▶ **Available data**:
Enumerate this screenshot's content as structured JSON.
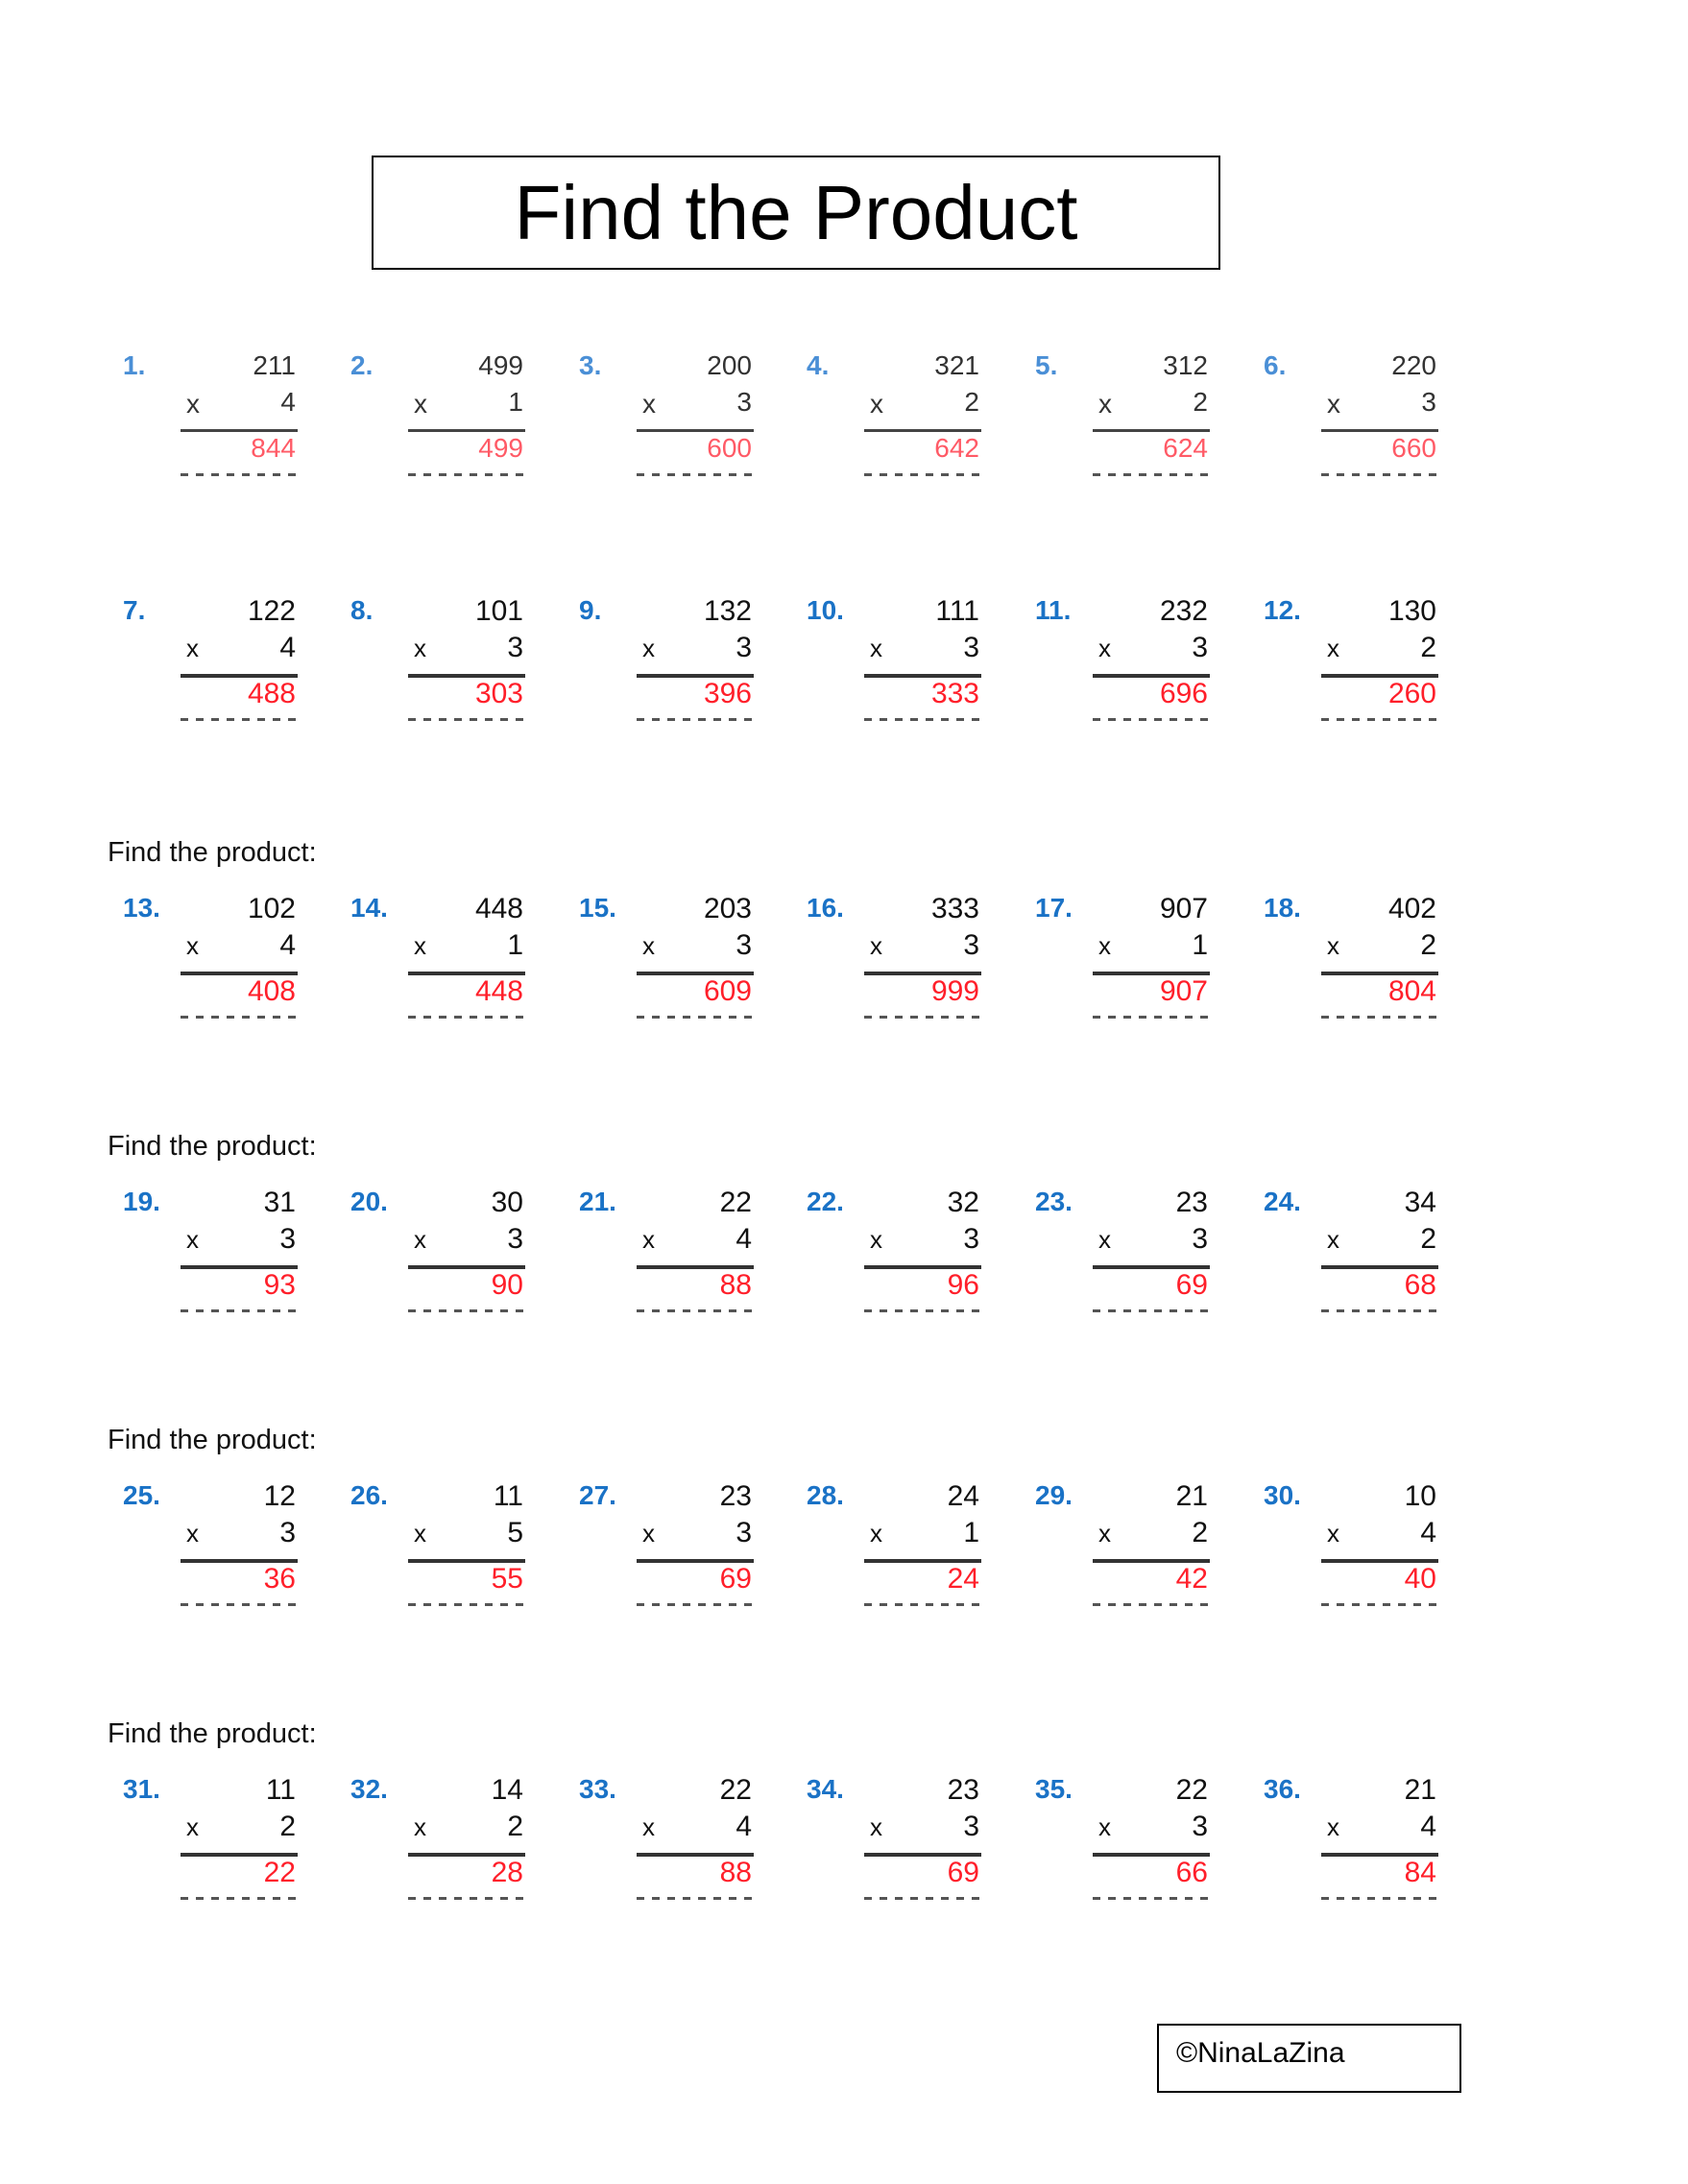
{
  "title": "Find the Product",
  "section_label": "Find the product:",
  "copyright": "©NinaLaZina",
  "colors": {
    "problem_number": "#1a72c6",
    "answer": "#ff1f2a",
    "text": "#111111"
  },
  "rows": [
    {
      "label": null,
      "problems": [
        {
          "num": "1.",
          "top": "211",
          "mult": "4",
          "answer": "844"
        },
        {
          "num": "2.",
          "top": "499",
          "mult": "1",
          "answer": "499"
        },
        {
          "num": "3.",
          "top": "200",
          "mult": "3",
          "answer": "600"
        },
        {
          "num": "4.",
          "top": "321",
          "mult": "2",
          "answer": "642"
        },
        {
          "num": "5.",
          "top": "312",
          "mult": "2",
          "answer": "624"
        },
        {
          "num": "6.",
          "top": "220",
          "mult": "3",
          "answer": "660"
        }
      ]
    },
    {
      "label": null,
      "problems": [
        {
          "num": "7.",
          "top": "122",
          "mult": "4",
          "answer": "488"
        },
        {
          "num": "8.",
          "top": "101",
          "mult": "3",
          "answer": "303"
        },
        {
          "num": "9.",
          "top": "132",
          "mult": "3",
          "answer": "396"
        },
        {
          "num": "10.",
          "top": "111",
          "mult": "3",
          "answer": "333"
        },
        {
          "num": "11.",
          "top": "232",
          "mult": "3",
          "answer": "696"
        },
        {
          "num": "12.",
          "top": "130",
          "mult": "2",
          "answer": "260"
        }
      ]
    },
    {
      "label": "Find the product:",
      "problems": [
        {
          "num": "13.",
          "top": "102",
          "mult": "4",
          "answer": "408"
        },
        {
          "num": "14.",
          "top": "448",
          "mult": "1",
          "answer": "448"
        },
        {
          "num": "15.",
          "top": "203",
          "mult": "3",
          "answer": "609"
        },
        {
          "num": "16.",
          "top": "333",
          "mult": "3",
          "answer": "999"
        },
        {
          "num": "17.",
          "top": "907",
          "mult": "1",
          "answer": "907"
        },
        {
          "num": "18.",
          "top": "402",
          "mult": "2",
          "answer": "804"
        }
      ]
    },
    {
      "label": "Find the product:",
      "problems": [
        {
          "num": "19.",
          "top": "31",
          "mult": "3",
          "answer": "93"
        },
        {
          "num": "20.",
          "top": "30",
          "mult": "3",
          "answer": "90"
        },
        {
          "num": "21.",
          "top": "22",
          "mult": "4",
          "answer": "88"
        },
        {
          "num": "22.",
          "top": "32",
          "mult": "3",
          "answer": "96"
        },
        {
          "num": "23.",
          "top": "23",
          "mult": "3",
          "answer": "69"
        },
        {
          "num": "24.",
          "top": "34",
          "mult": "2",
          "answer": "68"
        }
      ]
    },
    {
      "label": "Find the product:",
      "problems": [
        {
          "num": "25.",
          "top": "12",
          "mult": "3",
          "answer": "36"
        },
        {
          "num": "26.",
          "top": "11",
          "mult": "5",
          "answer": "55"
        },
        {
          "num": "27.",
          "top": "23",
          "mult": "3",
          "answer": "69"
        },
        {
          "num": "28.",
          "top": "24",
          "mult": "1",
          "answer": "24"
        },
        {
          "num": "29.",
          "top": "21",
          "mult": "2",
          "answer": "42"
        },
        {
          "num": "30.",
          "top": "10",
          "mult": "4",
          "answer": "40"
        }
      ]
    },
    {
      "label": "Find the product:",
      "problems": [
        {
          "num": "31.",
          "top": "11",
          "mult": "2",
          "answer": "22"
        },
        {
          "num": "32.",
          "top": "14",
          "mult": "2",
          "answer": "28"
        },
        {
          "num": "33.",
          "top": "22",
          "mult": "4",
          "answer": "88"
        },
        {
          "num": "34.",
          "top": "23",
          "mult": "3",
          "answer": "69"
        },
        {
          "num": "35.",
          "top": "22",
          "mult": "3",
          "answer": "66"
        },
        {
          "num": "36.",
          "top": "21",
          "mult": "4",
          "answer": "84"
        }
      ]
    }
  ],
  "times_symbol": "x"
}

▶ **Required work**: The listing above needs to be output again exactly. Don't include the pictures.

▶ **Task solution**:
Enumerate this screenshot's content as structured JSON.
{
  "title": "Find the Product",
  "section_label": "Find the product:",
  "copyright": "©NinaLaZina",
  "colors": {
    "problem_number": "#1a72c6",
    "answer": "#ff1f2a",
    "text": "#111111"
  },
  "rows": [
    {
      "label": null,
      "problems": [
        {
          "num": "1.",
          "top": "211",
          "mult": "4",
          "answer": "844"
        },
        {
          "num": "2.",
          "top": "499",
          "mult": "1",
          "answer": "499"
        },
        {
          "num": "3.",
          "top": "200",
          "mult": "3",
          "answer": "600"
        },
        {
          "num": "4.",
          "top": "321",
          "mult": "2",
          "answer": "642"
        },
        {
          "num": "5.",
          "top": "312",
          "mult": "2",
          "answer": "624"
        },
        {
          "num": "6.",
          "top": "220",
          "mult": "3",
          "answer": "660"
        }
      ]
    },
    {
      "label": null,
      "problems": [
        {
          "num": "7.",
          "top": "122",
          "mult": "4",
          "answer": "488"
        },
        {
          "num": "8.",
          "top": "101",
          "mult": "3",
          "answer": "303"
        },
        {
          "num": "9.",
          "top": "132",
          "mult": "3",
          "answer": "396"
        },
        {
          "num": "10.",
          "top": "111",
          "mult": "3",
          "answer": "333"
        },
        {
          "num": "11.",
          "top": "232",
          "mult": "3",
          "answer": "696"
        },
        {
          "num": "12.",
          "top": "130",
          "mult": "2",
          "answer": "260"
        }
      ]
    },
    {
      "label": "Find the product:",
      "problems": [
        {
          "num": "13.",
          "top": "102",
          "mult": "4",
          "answer": "408"
        },
        {
          "num": "14.",
          "top": "448",
          "mult": "1",
          "answer": "448"
        },
        {
          "num": "15.",
          "top": "203",
          "mult": "3",
          "answer": "609"
        },
        {
          "num": "16.",
          "top": "333",
          "mult": "3",
          "answer": "999"
        },
        {
          "num": "17.",
          "top": "907",
          "mult": "1",
          "answer": "907"
        },
        {
          "num": "18.",
          "top": "402",
          "mult": "2",
          "answer": "804"
        }
      ]
    },
    {
      "label": "Find the product:",
      "problems": [
        {
          "num": "19.",
          "top": "31",
          "mult": "3",
          "answer": "93"
        },
        {
          "num": "20.",
          "top": "30",
          "mult": "3",
          "answer": "90"
        },
        {
          "num": "21.",
          "top": "22",
          "mult": "4",
          "answer": "88"
        },
        {
          "num": "22.",
          "top": "32",
          "mult": "3",
          "answer": "96"
        },
        {
          "num": "23.",
          "top": "23",
          "mult": "3",
          "answer": "69"
        },
        {
          "num": "24.",
          "top": "34",
          "mult": "2",
          "answer": "68"
        }
      ]
    },
    {
      "label": "Find the product:",
      "problems": [
        {
          "num": "25.",
          "top": "12",
          "mult": "3",
          "answer": "36"
        },
        {
          "num": "26.",
          "top": "11",
          "mult": "5",
          "answer": "55"
        },
        {
          "num": "27.",
          "top": "23",
          "mult": "3",
          "answer": "69"
        },
        {
          "num": "28.",
          "top": "24",
          "mult": "1",
          "answer": "24"
        },
        {
          "num": "29.",
          "top": "21",
          "mult": "2",
          "answer": "42"
        },
        {
          "num": "30.",
          "top": "10",
          "mult": "4",
          "answer": "40"
        }
      ]
    },
    {
      "label": "Find the product:",
      "problems": [
        {
          "num": "31.",
          "top": "11",
          "mult": "2",
          "answer": "22"
        },
        {
          "num": "32.",
          "top": "14",
          "mult": "2",
          "answer": "28"
        },
        {
          "num": "33.",
          "top": "22",
          "mult": "4",
          "answer": "88"
        },
        {
          "num": "34.",
          "top": "23",
          "mult": "3",
          "answer": "69"
        },
        {
          "num": "35.",
          "top": "22",
          "mult": "3",
          "answer": "66"
        },
        {
          "num": "36.",
          "top": "21",
          "mult": "4",
          "answer": "84"
        }
      ]
    }
  ],
  "times_symbol": "x"
}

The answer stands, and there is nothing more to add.